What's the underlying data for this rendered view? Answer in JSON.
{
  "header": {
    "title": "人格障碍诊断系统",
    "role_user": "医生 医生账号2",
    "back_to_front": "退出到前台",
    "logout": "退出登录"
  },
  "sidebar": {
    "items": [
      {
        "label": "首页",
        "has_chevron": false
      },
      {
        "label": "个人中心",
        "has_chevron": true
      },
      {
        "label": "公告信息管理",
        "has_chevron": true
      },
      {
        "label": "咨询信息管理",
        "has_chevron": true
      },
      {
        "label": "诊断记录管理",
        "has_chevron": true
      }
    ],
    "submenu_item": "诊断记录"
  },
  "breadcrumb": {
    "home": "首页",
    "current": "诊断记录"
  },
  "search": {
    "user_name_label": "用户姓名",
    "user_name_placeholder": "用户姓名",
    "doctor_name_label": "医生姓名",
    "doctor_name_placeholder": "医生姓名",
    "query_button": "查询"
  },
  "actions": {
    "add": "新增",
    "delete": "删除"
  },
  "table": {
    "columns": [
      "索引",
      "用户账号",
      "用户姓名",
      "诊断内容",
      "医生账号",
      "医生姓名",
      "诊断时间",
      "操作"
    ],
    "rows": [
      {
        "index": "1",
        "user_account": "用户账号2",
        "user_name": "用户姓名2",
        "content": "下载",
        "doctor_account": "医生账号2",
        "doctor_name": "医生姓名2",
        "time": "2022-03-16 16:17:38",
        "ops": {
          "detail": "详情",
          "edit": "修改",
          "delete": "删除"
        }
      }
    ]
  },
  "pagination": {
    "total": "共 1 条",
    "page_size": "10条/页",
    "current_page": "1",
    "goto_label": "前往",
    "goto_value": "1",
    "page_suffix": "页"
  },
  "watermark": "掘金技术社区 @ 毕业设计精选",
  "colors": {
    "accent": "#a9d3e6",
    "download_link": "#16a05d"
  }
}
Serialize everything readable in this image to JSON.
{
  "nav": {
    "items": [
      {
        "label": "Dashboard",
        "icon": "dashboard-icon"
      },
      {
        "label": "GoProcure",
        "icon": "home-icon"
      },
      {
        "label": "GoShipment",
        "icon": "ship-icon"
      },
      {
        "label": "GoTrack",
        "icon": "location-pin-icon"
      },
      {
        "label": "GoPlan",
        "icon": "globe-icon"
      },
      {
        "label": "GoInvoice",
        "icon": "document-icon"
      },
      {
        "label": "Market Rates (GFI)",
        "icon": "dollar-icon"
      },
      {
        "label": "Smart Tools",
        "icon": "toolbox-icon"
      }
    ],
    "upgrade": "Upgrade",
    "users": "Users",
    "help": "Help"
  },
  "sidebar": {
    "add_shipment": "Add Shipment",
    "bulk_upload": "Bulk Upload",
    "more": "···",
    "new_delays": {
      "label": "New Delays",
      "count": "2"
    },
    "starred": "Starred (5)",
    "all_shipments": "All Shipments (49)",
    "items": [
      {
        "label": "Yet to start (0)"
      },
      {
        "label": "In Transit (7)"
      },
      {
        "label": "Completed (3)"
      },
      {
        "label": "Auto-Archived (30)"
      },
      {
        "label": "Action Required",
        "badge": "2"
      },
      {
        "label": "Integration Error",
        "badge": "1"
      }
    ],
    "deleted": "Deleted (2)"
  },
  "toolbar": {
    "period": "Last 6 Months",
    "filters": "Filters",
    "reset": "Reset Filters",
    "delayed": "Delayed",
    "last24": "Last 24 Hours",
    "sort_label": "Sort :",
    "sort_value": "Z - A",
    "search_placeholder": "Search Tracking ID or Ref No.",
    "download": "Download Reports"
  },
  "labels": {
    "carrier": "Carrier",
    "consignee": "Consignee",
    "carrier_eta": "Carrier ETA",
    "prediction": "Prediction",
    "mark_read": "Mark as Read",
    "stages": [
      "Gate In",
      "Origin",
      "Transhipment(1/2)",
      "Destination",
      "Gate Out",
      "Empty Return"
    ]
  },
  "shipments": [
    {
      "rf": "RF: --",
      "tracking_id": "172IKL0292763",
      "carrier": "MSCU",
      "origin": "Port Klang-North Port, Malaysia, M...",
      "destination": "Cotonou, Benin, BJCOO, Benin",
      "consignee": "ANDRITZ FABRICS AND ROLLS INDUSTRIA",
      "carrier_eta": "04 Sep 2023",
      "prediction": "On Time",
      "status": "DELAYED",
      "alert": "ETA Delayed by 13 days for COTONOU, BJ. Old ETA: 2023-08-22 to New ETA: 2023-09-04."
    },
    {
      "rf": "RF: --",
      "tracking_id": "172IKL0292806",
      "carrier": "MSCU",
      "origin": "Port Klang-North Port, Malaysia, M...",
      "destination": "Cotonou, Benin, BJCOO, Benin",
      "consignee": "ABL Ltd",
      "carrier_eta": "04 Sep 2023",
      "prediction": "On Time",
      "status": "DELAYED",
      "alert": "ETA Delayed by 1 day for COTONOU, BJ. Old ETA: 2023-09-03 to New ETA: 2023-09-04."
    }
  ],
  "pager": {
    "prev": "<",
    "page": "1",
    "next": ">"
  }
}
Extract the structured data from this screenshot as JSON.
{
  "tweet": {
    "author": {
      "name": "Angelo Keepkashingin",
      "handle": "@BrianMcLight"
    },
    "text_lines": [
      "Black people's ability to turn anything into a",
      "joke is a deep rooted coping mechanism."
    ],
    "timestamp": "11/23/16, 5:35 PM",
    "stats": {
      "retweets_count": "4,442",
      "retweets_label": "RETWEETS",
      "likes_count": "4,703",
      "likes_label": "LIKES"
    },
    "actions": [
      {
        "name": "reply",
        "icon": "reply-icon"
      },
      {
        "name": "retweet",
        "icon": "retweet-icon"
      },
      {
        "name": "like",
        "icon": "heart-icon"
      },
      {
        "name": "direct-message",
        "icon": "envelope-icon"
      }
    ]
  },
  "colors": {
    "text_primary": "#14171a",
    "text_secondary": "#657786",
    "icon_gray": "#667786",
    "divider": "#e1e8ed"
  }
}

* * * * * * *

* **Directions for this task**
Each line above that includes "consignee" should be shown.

* **Response**
    "consignee": "Consignee",
      "consignee": "ANDRITZ FABRICS AND ROLLS INDUSTRIA",
      "consignee": "ABL Ltd",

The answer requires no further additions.